▶ The problem
The answer must be every line of the records below that contains the word "JSON".
== Segment start ==
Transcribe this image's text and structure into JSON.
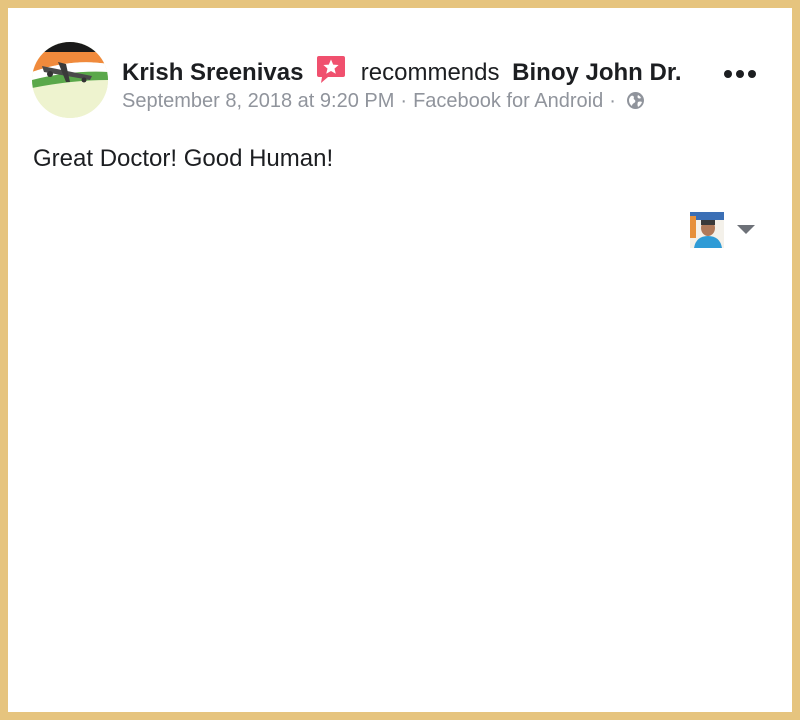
{
  "post": {
    "author_name": "Krish Sreenivas",
    "action_verb": "recommends",
    "page_name": "Binoy John Dr.",
    "timestamp": "September 8, 2018 at 9:20 PM",
    "separator": "·",
    "source": "Facebook for Android",
    "privacy_icon": "globe-icon",
    "body_text": "Great Doctor! Good Human!"
  },
  "icons": {
    "recommendation_badge": "recommendation-star-icon",
    "more_options": "more-options-icon",
    "dropdown": "chevron-down-icon"
  },
  "colors": {
    "frame_border": "#e6c47e",
    "text_primary": "#1c1e21",
    "text_secondary": "#90949c",
    "badge_pink": "#f0506e"
  }
}
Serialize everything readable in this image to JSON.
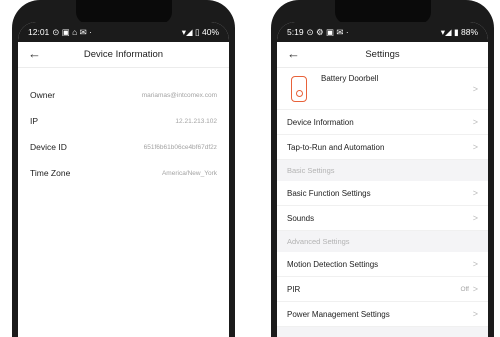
{
  "left_phone": {
    "status": {
      "time": "12:01",
      "icons": "⊙ ▣ ⌂ ✉ ·",
      "system": "▾◢ ▯ 40%"
    },
    "header": {
      "back": "←",
      "title": "Device Information"
    },
    "rows": [
      {
        "label": "Owner",
        "value": "mariamas@intcomex.com"
      },
      {
        "label": "IP",
        "value": "12.21.213.102"
      },
      {
        "label": "Device ID",
        "value": "651f6b61b06ce4bf67df2z"
      },
      {
        "label": "Time Zone",
        "value": "America/New_York"
      }
    ]
  },
  "right_phone": {
    "status": {
      "time": "5:19",
      "icons": "⊙ ⚙ ▣ ✉ ·",
      "system": "▾◢ ▮ 88%"
    },
    "header": {
      "back": "←",
      "title": "Settings"
    },
    "device": {
      "name": "Battery Doorbell",
      "icon": "doorbell-icon",
      "icon_color": "#e8623a"
    },
    "chevron": ">",
    "rows_top": [
      {
        "label": "Device Information"
      },
      {
        "label": "Tap-to-Run and Automation"
      }
    ],
    "section_basic": "Basic Settings",
    "rows_basic": [
      {
        "label": "Basic Function Settings"
      },
      {
        "label": "Sounds"
      }
    ],
    "section_advanced": "Advanced Settings",
    "rows_advanced": [
      {
        "label": "Motion Detection Settings"
      },
      {
        "label": "PIR",
        "extra": "Off"
      },
      {
        "label": "Power Management Settings"
      }
    ]
  }
}
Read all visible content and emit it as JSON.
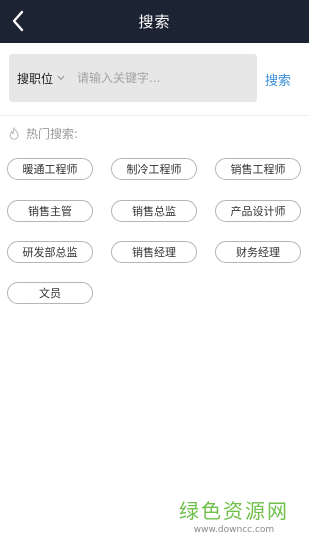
{
  "header": {
    "title": "搜索"
  },
  "search": {
    "scope_label": "搜职位",
    "placeholder": "请输入关键字...",
    "button_label": "搜索"
  },
  "hot": {
    "title": "热门搜索:",
    "tags": [
      "暖通工程师",
      "制冷工程师",
      "销售工程师",
      "销售主管",
      "销售总监",
      "产品设计师",
      "研发部总监",
      "销售经理",
      "财务经理",
      "文员"
    ]
  },
  "watermark": {
    "text": "绿色资源网",
    "url": "www.downcc.com"
  },
  "colors": {
    "header_bg": "#1c2333",
    "accent": "#3a8fd6",
    "watermark": "#6fbf4a"
  },
  "icons": {
    "back": "chevron-left-icon",
    "caret": "chevron-down-icon",
    "hot": "flame-icon"
  }
}
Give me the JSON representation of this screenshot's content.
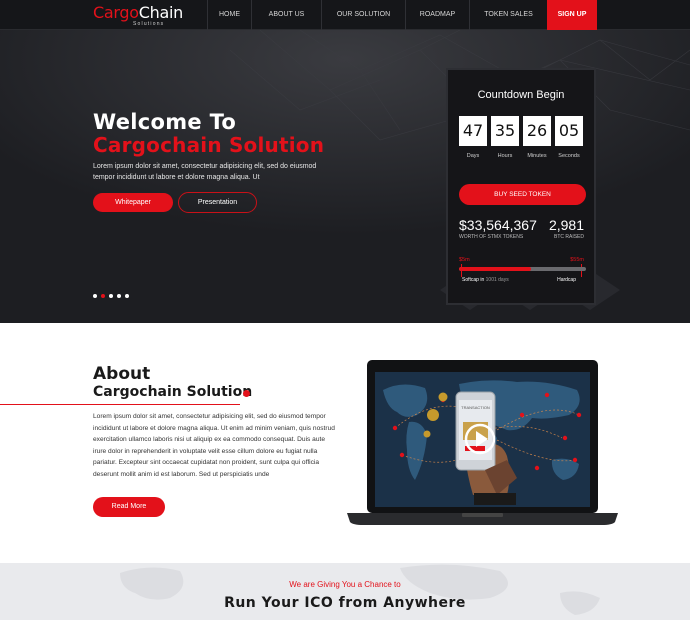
{
  "brand": {
    "part1": "Cargo",
    "part2": "Chain",
    "tagline": "Solutions"
  },
  "nav": {
    "items": [
      "HOME",
      "ABOUT US",
      "OUR SOLUTION",
      "ROADMAP",
      "TOKEN SALES"
    ],
    "signup": "SIGN UP"
  },
  "hero": {
    "title_line1": "Welcome To",
    "title_line2": "Cargochain Solution",
    "description": "Lorem ipsum dolor sit amet, consectetur adipisicing elit, sed do eiusmod tempor incididunt ut labore et dolore magna aliqua. Ut",
    "whitepaper_label": "Whitepaper",
    "presentation_label": "Presentation",
    "slides_total": 5,
    "slide_active": 2
  },
  "countdown": {
    "title": "Countdown Begin",
    "values": [
      "47",
      "35",
      "26",
      "05"
    ],
    "labels": [
      "Days",
      "Hours",
      "Minutes",
      "Seconds"
    ],
    "buy_label": "BUY SEED TOKEN",
    "amount": "$33,564,367",
    "amount_label": "WORTH OF STMX TOKENS",
    "btc": "2,981",
    "btc_label": "BTC RAISED",
    "progress_min": "$5m",
    "progress_max": "$55m",
    "progress_fraction": 0.57,
    "softcap_label": "Softcap in",
    "softcap_days": "1001 days",
    "hardcap_label": "Hardcap"
  },
  "about": {
    "heading": "About",
    "subheading": "Cargochain Solution",
    "text": "Lorem ipsum dolor sit amet, consectetur adipisicing elit, sed do eiusmod tempor incididunt ut labore et dolore magna aliqua. Ut enim ad minim veniam, quis nostrud exercitation ullamco laboris nisi ut aliquip ex ea commodo consequat. Duis aute irure dolor in reprehenderit in voluptate velit esse cillum dolore eu fugiat nulla pariatur. Excepteur sint occaecat cupidatat non proident, sunt culpa qui officia deserunt mollit anim id est laborum. Sed ut perspiciatis unde",
    "read_more": "Read More",
    "phone_screen_text": "TRANSACTION"
  },
  "ico": {
    "subtitle": "We are Giving You a Chance to",
    "title": "Run Your ICO from Anywhere"
  },
  "colors": {
    "accent": "#e3111a",
    "dark_bg": "#1d1e22",
    "nav_bg": "#151619",
    "light_section": "#e9eaed"
  }
}
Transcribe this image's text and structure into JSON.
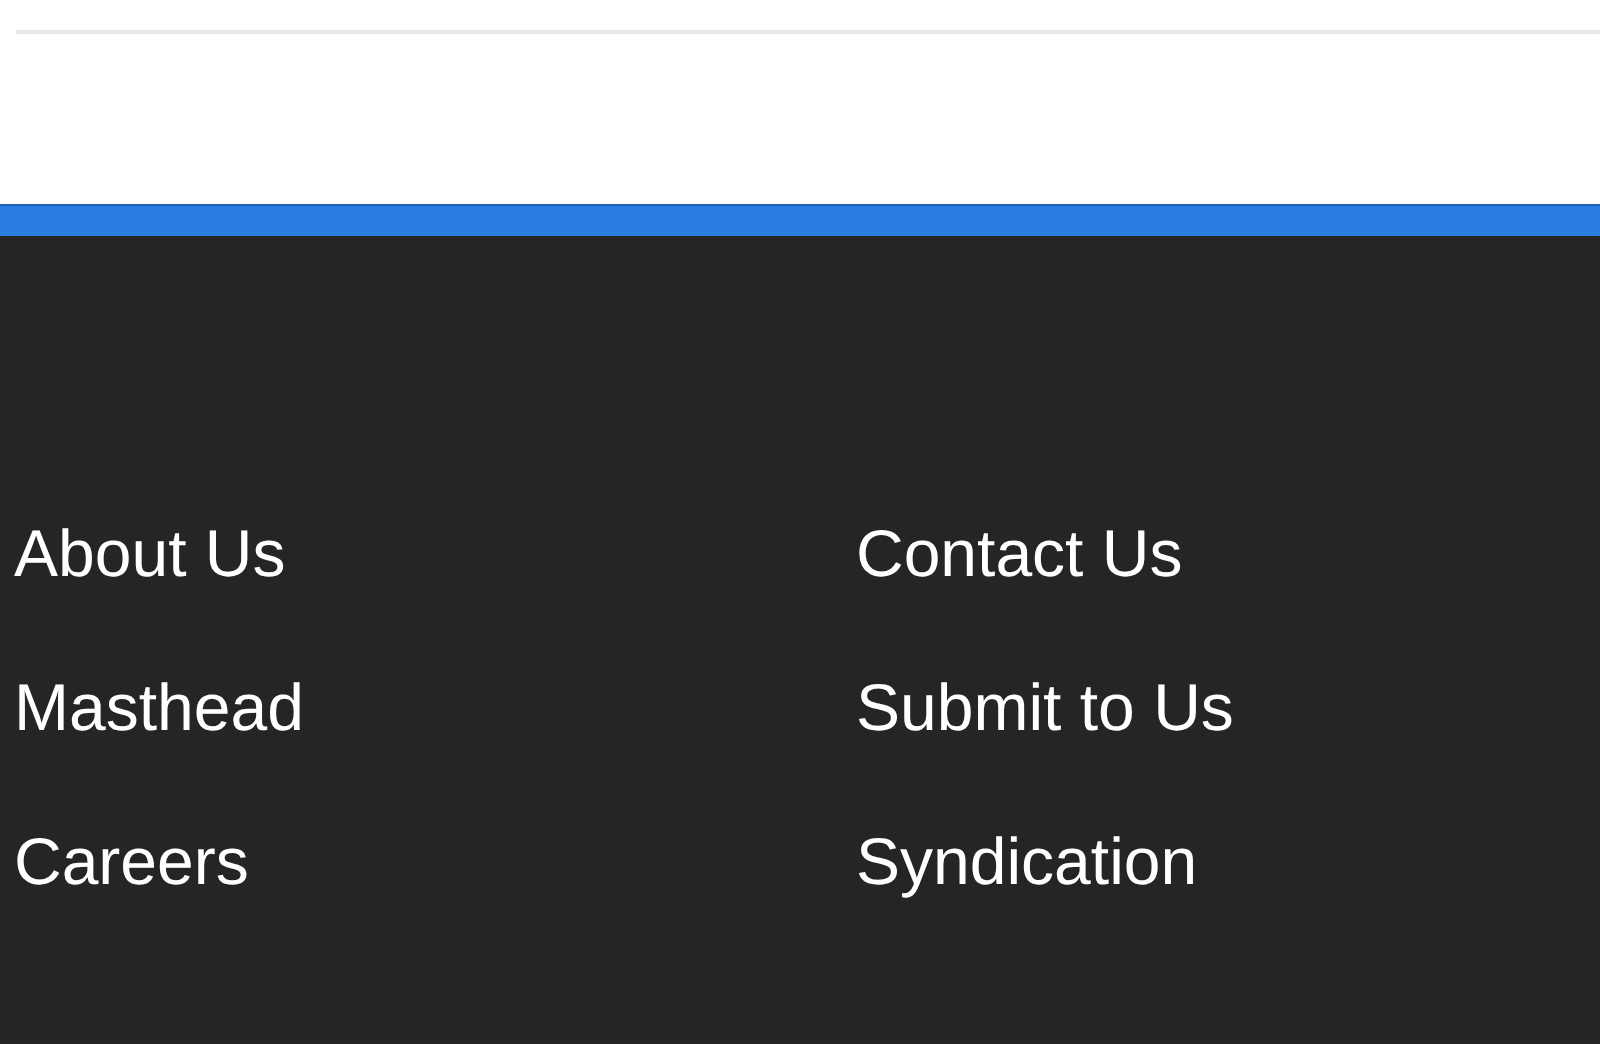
{
  "footer": {
    "links": [
      {
        "label": "About Us"
      },
      {
        "label": "Contact Us"
      },
      {
        "label": "Masthead"
      },
      {
        "label": "Submit to Us"
      },
      {
        "label": "Careers"
      },
      {
        "label": "Syndication"
      }
    ]
  }
}
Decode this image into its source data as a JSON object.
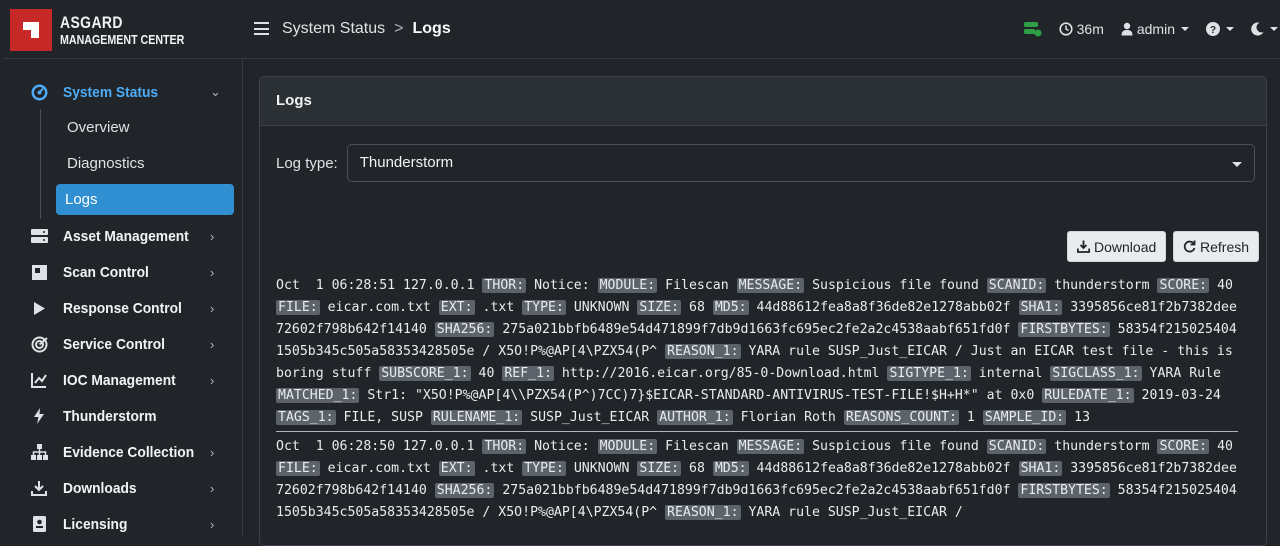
{
  "brand": {
    "line1": "ASGARD",
    "line2": "MANAGEMENT CENTER",
    "color": "#c62828"
  },
  "breadcrumb": {
    "parent": "System Status",
    "separator": ">",
    "current": "Logs"
  },
  "topbar": {
    "session_time": "36m",
    "user": "admin"
  },
  "sidebar": {
    "system_status": {
      "label": "System Status",
      "icon": "dashboard-icon"
    },
    "sub_items": [
      "Overview",
      "Diagnostics",
      "Logs"
    ],
    "items": [
      {
        "label": "Asset Management",
        "icon": "server-icon"
      },
      {
        "label": "Scan Control",
        "icon": "scan-icon"
      },
      {
        "label": "Response Control",
        "icon": "play-icon"
      },
      {
        "label": "Service Control",
        "icon": "radar-icon"
      },
      {
        "label": "IOC Management",
        "icon": "chart-icon"
      },
      {
        "label": "Thunderstorm",
        "icon": "bolt-icon"
      },
      {
        "label": "Evidence Collection",
        "icon": "sitemap-icon"
      },
      {
        "label": "Downloads",
        "icon": "download-icon"
      },
      {
        "label": "Licensing",
        "icon": "id-card-icon"
      }
    ]
  },
  "card": {
    "title": "Logs"
  },
  "log_type": {
    "label": "Log type:",
    "value": "Thunderstorm"
  },
  "buttons": {
    "download": "Download",
    "refresh": "Refresh"
  },
  "log_entries": [
    {
      "time": "Oct  1 06:28:51 127.0.0.1",
      "fields": [
        [
          "THOR:",
          "Notice:"
        ],
        [
          "MODULE:",
          "Filescan"
        ],
        [
          "MESSAGE:",
          "Suspicious file found"
        ],
        [
          "SCANID:",
          "thunderstorm"
        ],
        [
          "SCORE:",
          "40"
        ],
        [
          "FILE:",
          "eicar.com.txt"
        ],
        [
          "EXT:",
          ".txt"
        ],
        [
          "TYPE:",
          "UNKNOWN"
        ],
        [
          "SIZE:",
          "68"
        ],
        [
          "MD5:",
          "44d88612fea8a8f36de82e1278abb02f"
        ],
        [
          "SHA1:",
          "3395856ce81f2b7382dee72602f798b642f14140"
        ],
        [
          "SHA256:",
          "275a021bbfb6489e54d471899f7db9d1663fc695ec2fe2a2c4538aabf651fd0f"
        ],
        [
          "FIRSTBYTES:",
          "58354f2150254041505b345c505a58353428505e / X5O!P%@AP[4\\PZX54(P^"
        ],
        [
          "REASON_1:",
          "YARA rule SUSP_Just_EICAR / Just an EICAR test file - this is boring stuff"
        ],
        [
          "SUBSCORE_1:",
          "40"
        ],
        [
          "REF_1:",
          "http://2016.eicar.org/85-0-Download.html"
        ],
        [
          "SIGTYPE_1:",
          "internal"
        ],
        [
          "SIGCLASS_1:",
          "YARA Rule"
        ],
        [
          "MATCHED_1:",
          "Str1: \"X5O!P%@AP[4\\\\PZX54(P^)7CC)7}$EICAR-STANDARD-ANTIVIRUS-TEST-FILE!$H+H*\" at 0x0"
        ],
        [
          "RULEDATE_1:",
          "2019-03-24"
        ],
        [
          "TAGS_1:",
          "FILE, SUSP"
        ],
        [
          "RULENAME_1:",
          "SUSP_Just_EICAR"
        ],
        [
          "AUTHOR_1:",
          "Florian Roth"
        ],
        [
          "REASONS_COUNT:",
          "1"
        ],
        [
          "SAMPLE_ID:",
          "13"
        ]
      ]
    },
    {
      "time": "Oct  1 06:28:50 127.0.0.1",
      "fields": [
        [
          "THOR:",
          "Notice:"
        ],
        [
          "MODULE:",
          "Filescan"
        ],
        [
          "MESSAGE:",
          "Suspicious file found"
        ],
        [
          "SCANID:",
          "thunderstorm"
        ],
        [
          "SCORE:",
          "40"
        ],
        [
          "FILE:",
          "eicar.com.txt"
        ],
        [
          "EXT:",
          ".txt"
        ],
        [
          "TYPE:",
          "UNKNOWN"
        ],
        [
          "SIZE:",
          "68"
        ],
        [
          "MD5:",
          "44d88612fea8a8f36de82e1278abb02f"
        ],
        [
          "SHA1:",
          "3395856ce81f2b7382dee72602f798b642f14140"
        ],
        [
          "SHA256:",
          "275a021bbfb6489e54d471899f7db9d1663fc695ec2fe2a2c4538aabf651fd0f"
        ],
        [
          "FIRSTBYTES:",
          "58354f2150254041505b345c505a58353428505e / X5O!P%@AP[4\\PZX54(P^"
        ],
        [
          "REASON_1:",
          "YARA rule SUSP_Just_EICAR /"
        ]
      ]
    }
  ]
}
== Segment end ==
▶ Answer space
Transcribe this image's text and structure into JSON.
Serialize everything readable in this image to JSON.
Read all visible content and emit it as JSON.
Give me the JSON representation of this screenshot's content.
Transcribe this image's text and structure into JSON.
Decode this image into its source data as a JSON object.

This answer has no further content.